▸ What the task asks: For each line in the data below that holds "JSON", return a copy.

Stored data
══════════════════════════════
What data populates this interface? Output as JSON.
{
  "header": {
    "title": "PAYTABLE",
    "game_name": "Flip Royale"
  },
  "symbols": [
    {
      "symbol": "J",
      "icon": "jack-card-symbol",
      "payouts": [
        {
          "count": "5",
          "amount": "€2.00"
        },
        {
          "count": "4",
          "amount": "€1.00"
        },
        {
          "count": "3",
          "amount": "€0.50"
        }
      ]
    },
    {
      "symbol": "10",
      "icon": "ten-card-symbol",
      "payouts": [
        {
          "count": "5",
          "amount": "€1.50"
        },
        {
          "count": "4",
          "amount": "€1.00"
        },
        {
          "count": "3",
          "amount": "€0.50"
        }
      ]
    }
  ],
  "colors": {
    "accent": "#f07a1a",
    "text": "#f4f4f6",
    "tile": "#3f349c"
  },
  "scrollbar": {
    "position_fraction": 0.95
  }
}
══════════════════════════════
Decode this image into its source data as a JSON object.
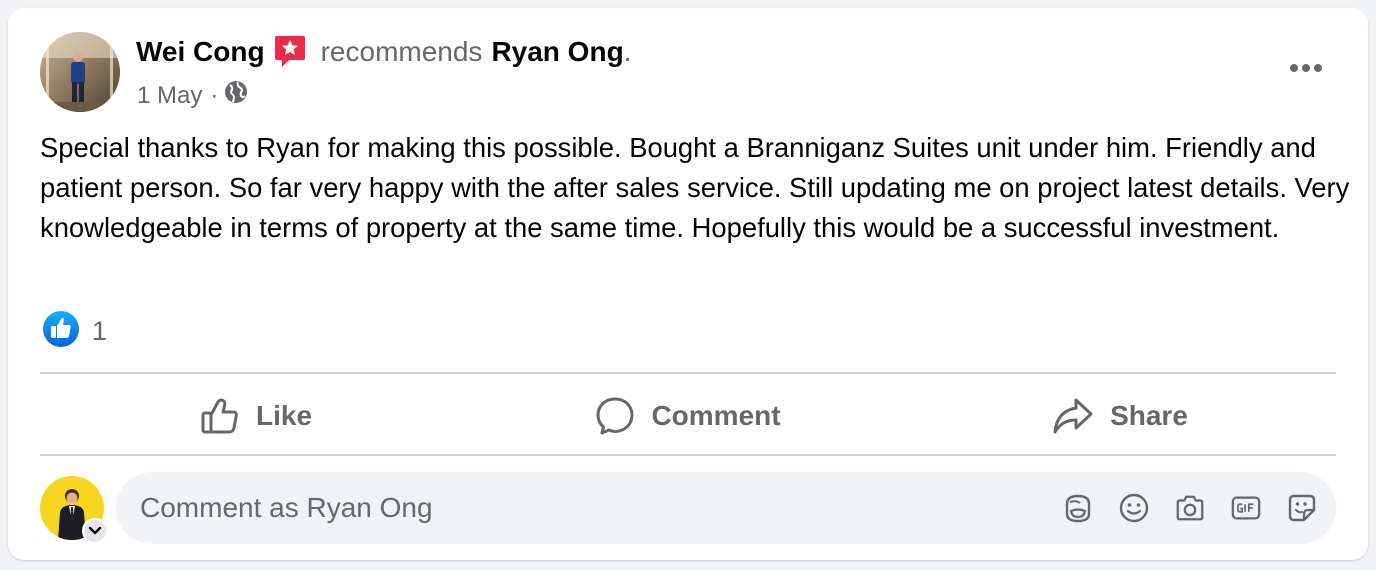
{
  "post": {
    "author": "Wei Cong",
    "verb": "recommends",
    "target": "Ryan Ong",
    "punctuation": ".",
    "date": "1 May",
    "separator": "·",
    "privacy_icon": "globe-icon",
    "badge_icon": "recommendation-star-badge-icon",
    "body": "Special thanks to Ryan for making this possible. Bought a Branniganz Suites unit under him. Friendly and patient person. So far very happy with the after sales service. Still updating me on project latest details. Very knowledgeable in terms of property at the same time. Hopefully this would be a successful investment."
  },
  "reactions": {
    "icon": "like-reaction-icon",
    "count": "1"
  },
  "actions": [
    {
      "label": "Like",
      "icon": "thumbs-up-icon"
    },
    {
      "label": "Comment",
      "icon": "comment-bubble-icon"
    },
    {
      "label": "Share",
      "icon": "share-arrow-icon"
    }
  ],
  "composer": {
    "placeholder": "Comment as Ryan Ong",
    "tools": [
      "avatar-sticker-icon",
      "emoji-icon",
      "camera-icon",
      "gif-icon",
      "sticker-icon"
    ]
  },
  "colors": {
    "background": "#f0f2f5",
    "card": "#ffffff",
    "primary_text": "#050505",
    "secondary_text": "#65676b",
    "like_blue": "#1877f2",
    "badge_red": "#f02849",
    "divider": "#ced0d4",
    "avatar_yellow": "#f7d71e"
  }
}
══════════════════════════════
▸ Result:
What data populates this interface? Output as JSON.
Decode this image into its source data as a JSON object.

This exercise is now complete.